This recipe will give you a nice cleansing bar that’s decently hard and has quite bubbly (look at the soap bar quality in the calculator recipe to see how I came up with this).
Notes about the ingredients pertaining to soap making:
Olive Oil: gives you a more conditioning bar but when used alone can result in a softer bar with a poor cleansing effect and hardly any bubbles. You can achieve a harder bar with pure olive oil, the cure time will just be quite a bit longer. I personally always like to add other ingredients to make the bar harder (which will mean more long-lasting), more bubbly and more cleansing.
Coconut Oil: has a very cleansing effect in soap and also produces a harder soap with more bubbles. I like to keep coconut oil under 30% since it is very cleansing and can be quite drying to your skin as a result. For more sensitive or dry skin types, I would consider dropping the coconut oil content down to about 10%. Note, I personally always like to have at least a bit of coconut oil in my soap mixtures because I want my soaps to have at least a bit of a cleansing effect, and coconut oil does a great job achieving that effect.
Castor Oil: quite conditioning and does a good job stabilizing your bubbles, ultimately giving you a nice fluffy lather. I personally always like to use castor oil in my soap. I recommend keeping the percentage of castor oil down to under 10%. If you go above 15% you may end up with a slimy, sticky and not as long lasting of a bar.
Cocoa Butter: quite conditioning and does a great job producing a harder bar. This effect is quite useful, especially when you're using a lot of an ingredient that creates softer bars, like olive oil. I recommend using this ingredient at a percentage under 10%. Any higher can lead to a very hard but brittle bar of soap. Alternatively, you can use palm oil here. If you use palm oil, I suggest making sure you're getting palm oil that’s been certified by the Round Table on Responsible Palm Oil (RSPO) as sustainable.

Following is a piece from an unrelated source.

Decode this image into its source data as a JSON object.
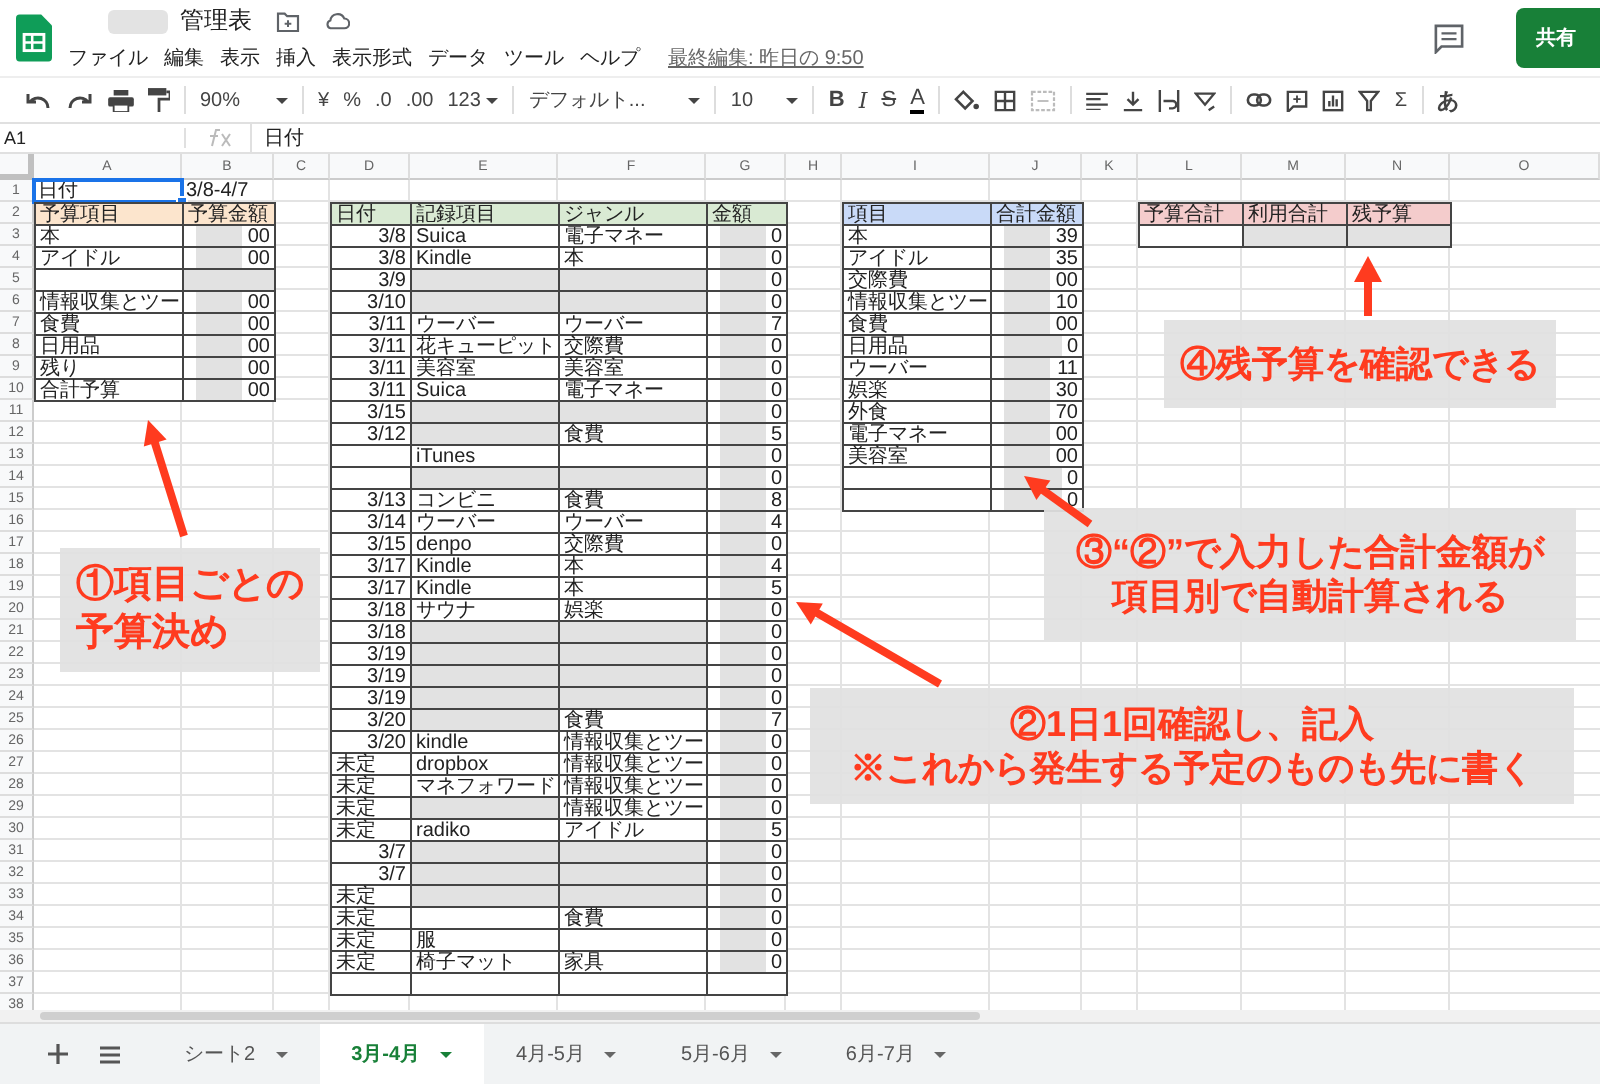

Now let's get started on the soap making!
Step 1: Get your safety gear on and make sure no kids or pets are around you. Measure out your lye and water amounts with your scale in separate containers. Slowly and carefully add the lye to the water, stirring until the water clears up again. Set aside. Be sure not to breathe in the lye fumes.
Step 2: Measure out and combine all of your oils. You’ll have to melt down your cocoa butter and coconut oil before you add them to the rest of your oils.
Step 3: After your oils and lye solution has cooled down below about 55 degrees Celsius, both ingredients ideally will be at similar temperatures, carefully and slowly pour the lye solution into your oils.
Step 4: Pulse your stick blender to mix the lye solution with the oils and then turn the blender on to blend until you reach a trace. Be sure to have your blender fully submerged before turning it on to keep the mixture in the bowl.
Step 5: After you’ve reached trace, this would be the time to add any fragrance or essential oils or color, starting with the color if you're adding these ingredients in. If you decide to add fragrance or essential oils, flip back to your recipe from the lye calculator. As you can see, you can add 14.18 grams of either of these ingredients. This is a little simplified but it’s a good start. If you added in any of these ingredients, mix them well with the stick blender before pouring your whole mixture into your soap mold.
Step 6: Allow for a day or two to go by before you unmold your soap - it should be nice and hard when it’s ready to unmold. Cut your soaps as you like and let them cure for 4-6 weeks.
There’s so much more to learn to learn about soap making. For example, there’s lots of techniques to learn to make shapes and swirls in your bars, lots of added ingredients other than oils to really amp up your recipes, and lots to learn about the oils you're using and how they will impact your end formula. As a result, I find the whole process extremely fulfilling and very interesting. As a soap maker, refining your craft is an ongoing process that really never stops. But with that said, that’s it for this post! If you have any questions, queries, conundrums, or concerns, leave them below, on any of our social media channels or feel free to shoot us an email!